:: What to do ::
Each line holding the word "title" must appear in the answer, copied from the entries.

:: Records for this task ::

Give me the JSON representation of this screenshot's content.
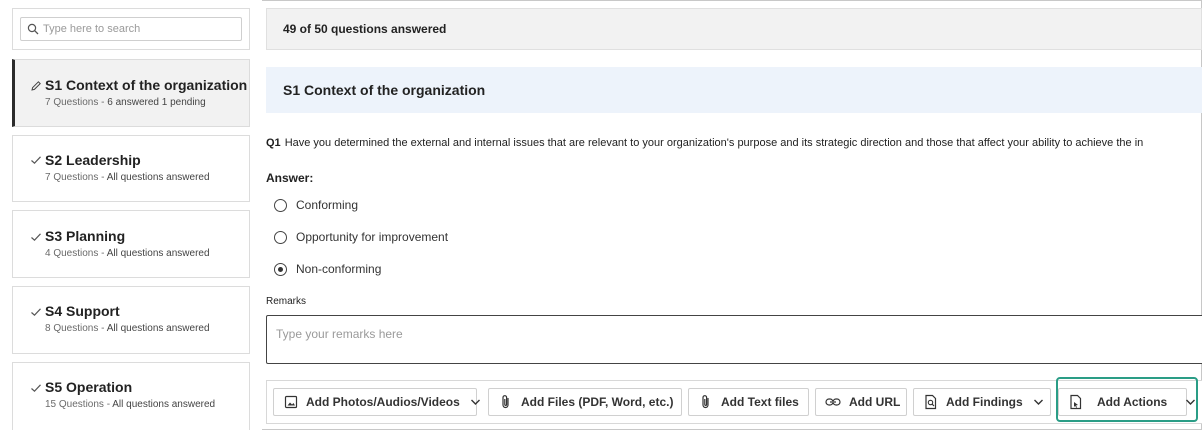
{
  "search": {
    "placeholder": "Type here to search"
  },
  "sidebar": {
    "sections": [
      {
        "code": "S1",
        "title": "S1 Context of the organization",
        "count": "7 Questions - ",
        "status": "6 answered 1 pending",
        "active": true
      },
      {
        "code": "S2",
        "title": "S2 Leadership",
        "count": "7 Questions - ",
        "status": "All questions answered",
        "active": false
      },
      {
        "code": "S3",
        "title": "S3 Planning",
        "count": "4 Questions - ",
        "status": "All questions answered",
        "active": false
      },
      {
        "code": "S4",
        "title": "S4 Support",
        "count": "8 Questions - ",
        "status": "All questions answered",
        "active": false
      },
      {
        "code": "S5",
        "title": "S5 Operation",
        "count": "15 Questions - ",
        "status": "All questions answered",
        "active": false
      }
    ]
  },
  "progress": {
    "text": "49 of 50 questions answered",
    "answered": 49,
    "total": 50
  },
  "section_header": "S1 Context of the organization",
  "question": {
    "number": "Q1",
    "text": "Have you determined the external and internal issues that are relevant to your organization's purpose and its strategic direction and those that affect your ability to achieve the in"
  },
  "answer": {
    "label": "Answer:",
    "options": [
      {
        "label": "Conforming",
        "selected": false
      },
      {
        "label": "Opportunity for improvement",
        "selected": false
      },
      {
        "label": "Non-conforming",
        "selected": true
      }
    ]
  },
  "remarks": {
    "label": "Remarks",
    "placeholder": "Type your remarks here"
  },
  "toolbar": {
    "add_media": "Add Photos/Audios/Videos",
    "add_files": "Add Files (PDF, Word, etc.)",
    "add_text_files": "Add Text files",
    "add_url": "Add URL",
    "add_findings": "Add Findings",
    "add_actions": "Add Actions"
  },
  "colors": {
    "accent_highlight": "#2a9d86",
    "section_header_bg": "#edf3fb",
    "progress_bg": "#f2f2f2"
  }
}
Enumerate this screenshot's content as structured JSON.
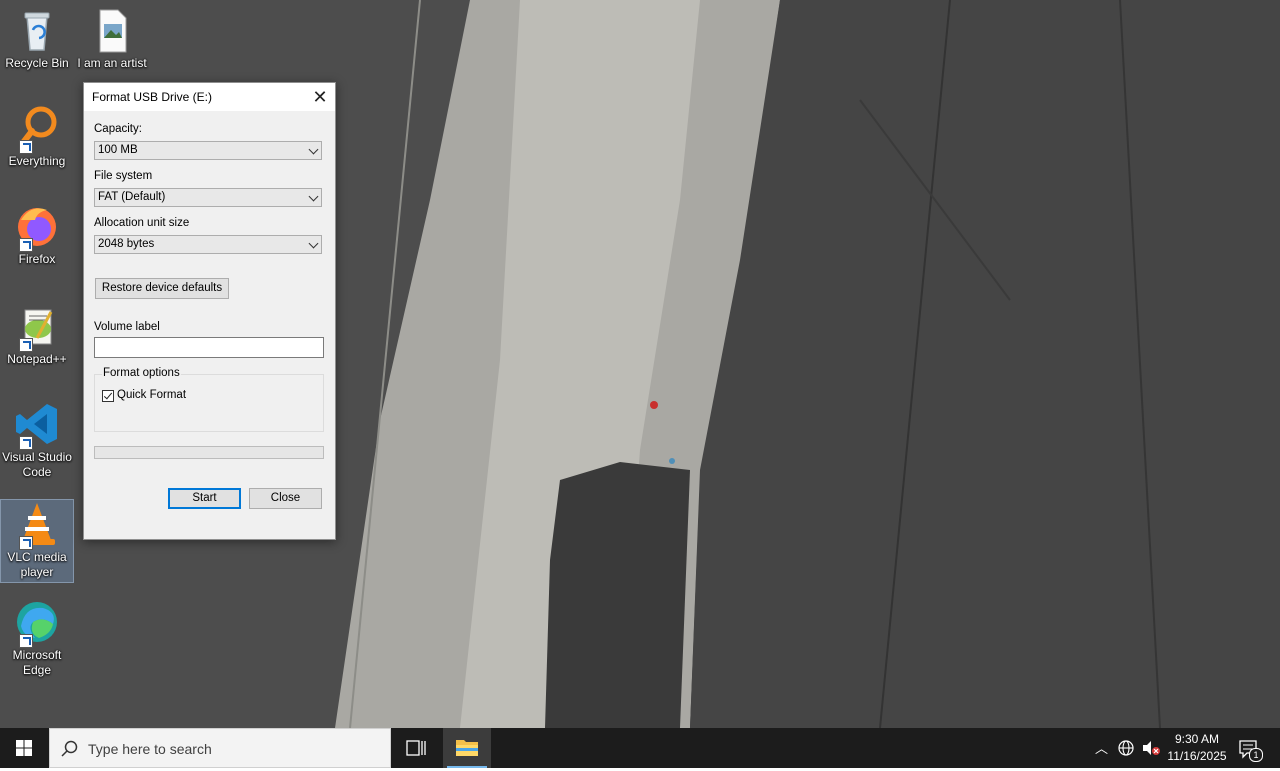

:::

:: Expected output ::
        "title": "S1 Context of the organization",
        "title": "S2 Leadership",
        "title": "S3 Planning",
        "title": "S4 Support",
        "title": "S5 Operation",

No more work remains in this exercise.